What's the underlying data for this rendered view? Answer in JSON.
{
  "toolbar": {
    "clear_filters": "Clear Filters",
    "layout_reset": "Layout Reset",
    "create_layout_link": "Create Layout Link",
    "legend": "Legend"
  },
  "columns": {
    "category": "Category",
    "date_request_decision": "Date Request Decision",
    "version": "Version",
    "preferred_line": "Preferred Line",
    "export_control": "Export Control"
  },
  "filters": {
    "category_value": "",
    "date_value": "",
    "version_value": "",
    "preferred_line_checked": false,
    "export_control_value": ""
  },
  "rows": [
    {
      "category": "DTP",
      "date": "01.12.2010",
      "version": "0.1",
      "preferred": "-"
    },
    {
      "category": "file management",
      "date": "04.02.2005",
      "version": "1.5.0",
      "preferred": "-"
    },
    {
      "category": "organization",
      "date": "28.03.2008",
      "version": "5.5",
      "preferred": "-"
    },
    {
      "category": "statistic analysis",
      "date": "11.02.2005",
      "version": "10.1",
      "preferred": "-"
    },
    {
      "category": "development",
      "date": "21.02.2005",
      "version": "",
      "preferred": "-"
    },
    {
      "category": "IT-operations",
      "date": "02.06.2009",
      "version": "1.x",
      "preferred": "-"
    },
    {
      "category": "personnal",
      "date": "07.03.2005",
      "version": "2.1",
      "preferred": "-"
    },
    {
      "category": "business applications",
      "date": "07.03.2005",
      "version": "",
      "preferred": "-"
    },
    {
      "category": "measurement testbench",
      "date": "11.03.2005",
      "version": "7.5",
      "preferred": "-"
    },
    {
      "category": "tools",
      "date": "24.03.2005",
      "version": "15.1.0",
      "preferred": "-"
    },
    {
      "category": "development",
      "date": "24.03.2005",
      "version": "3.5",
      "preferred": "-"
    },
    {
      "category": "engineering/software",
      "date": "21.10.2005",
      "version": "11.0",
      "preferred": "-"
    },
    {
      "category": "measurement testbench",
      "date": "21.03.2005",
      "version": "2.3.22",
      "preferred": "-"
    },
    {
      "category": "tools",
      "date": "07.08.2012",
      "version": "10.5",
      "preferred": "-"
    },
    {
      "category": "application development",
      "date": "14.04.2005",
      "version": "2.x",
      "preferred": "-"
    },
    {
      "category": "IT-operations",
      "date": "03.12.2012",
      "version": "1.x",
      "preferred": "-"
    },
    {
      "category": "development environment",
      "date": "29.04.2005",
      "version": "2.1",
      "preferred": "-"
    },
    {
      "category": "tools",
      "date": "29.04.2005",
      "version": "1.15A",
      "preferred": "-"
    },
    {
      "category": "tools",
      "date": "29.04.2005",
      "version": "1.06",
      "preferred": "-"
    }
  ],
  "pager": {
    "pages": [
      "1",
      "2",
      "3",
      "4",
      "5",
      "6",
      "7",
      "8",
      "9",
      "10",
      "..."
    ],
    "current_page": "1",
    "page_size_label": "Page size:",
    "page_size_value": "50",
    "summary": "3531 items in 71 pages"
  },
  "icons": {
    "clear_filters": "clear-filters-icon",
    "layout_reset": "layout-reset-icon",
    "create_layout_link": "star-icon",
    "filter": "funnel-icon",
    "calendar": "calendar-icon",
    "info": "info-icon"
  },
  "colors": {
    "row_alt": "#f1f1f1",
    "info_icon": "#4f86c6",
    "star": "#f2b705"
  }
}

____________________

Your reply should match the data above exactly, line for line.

— Reply to the task —
What's the underlying data for this rendered view? Answer in JSON.
{
  "toolbar": {
    "clear_filters": "Clear Filters",
    "layout_reset": "Layout Reset",
    "create_layout_link": "Create Layout Link",
    "legend": "Legend"
  },
  "columns": {
    "category": "Category",
    "date_request_decision": "Date Request Decision",
    "version": "Version",
    "preferred_line": "Preferred Line",
    "export_control": "Export Control"
  },
  "filters": {
    "category_value": "",
    "date_value": "",
    "version_value": "",
    "preferred_line_checked": false,
    "export_control_value": ""
  },
  "rows": [
    {
      "category": "DTP",
      "date": "01.12.2010",
      "version": "0.1",
      "preferred": "-"
    },
    {
      "category": "file management",
      "date": "04.02.2005",
      "version": "1.5.0",
      "preferred": "-"
    },
    {
      "category": "organization",
      "date": "28.03.2008",
      "version": "5.5",
      "preferred": "-"
    },
    {
      "category": "statistic analysis",
      "date": "11.02.2005",
      "version": "10.1",
      "preferred": "-"
    },
    {
      "category": "development",
      "date": "21.02.2005",
      "version": "",
      "preferred": "-"
    },
    {
      "category": "IT-operations",
      "date": "02.06.2009",
      "version": "1.x",
      "preferred": "-"
    },
    {
      "category": "personnal",
      "date": "07.03.2005",
      "version": "2.1",
      "preferred": "-"
    },
    {
      "category": "business applications",
      "date": "07.03.2005",
      "version": "",
      "preferred": "-"
    },
    {
      "category": "measurement testbench",
      "date": "11.03.2005",
      "version": "7.5",
      "preferred": "-"
    },
    {
      "category": "tools",
      "date": "24.03.2005",
      "version": "15.1.0",
      "preferred": "-"
    },
    {
      "category": "development",
      "date": "24.03.2005",
      "version": "3.5",
      "preferred": "-"
    },
    {
      "category": "engineering/software",
      "date": "21.10.2005",
      "version": "11.0",
      "preferred": "-"
    },
    {
      "category": "measurement testbench",
      "date": "21.03.2005",
      "version": "2.3.22",
      "preferred": "-"
    },
    {
      "category": "tools",
      "date": "07.08.2012",
      "version": "10.5",
      "preferred": "-"
    },
    {
      "category": "application development",
      "date": "14.04.2005",
      "version": "2.x",
      "preferred": "-"
    },
    {
      "category": "IT-operations",
      "date": "03.12.2012",
      "version": "1.x",
      "preferred": "-"
    },
    {
      "category": "development environment",
      "date": "29.04.2005",
      "version": "2.1",
      "preferred": "-"
    },
    {
      "category": "tools",
      "date": "29.04.2005",
      "version": "1.15A",
      "preferred": "-"
    },
    {
      "category": "tools",
      "date": "29.04.2005",
      "version": "1.06",
      "preferred": "-"
    }
  ],
  "pager": {
    "pages": [
      "1",
      "2",
      "3",
      "4",
      "5",
      "6",
      "7",
      "8",
      "9",
      "10",
      "..."
    ],
    "current_page": "1",
    "page_size_label": "Page size:",
    "page_size_value": "50",
    "summary": "3531 items in 71 pages"
  },
  "icons": {
    "clear_filters": "clear-filters-icon",
    "layout_reset": "layout-reset-icon",
    "create_layout_link": "star-icon",
    "filter": "funnel-icon",
    "calendar": "calendar-icon",
    "info": "info-icon"
  },
  "colors": {
    "row_alt": "#f1f1f1",
    "info_icon": "#4f86c6",
    "star": "#f2b705"
  }
}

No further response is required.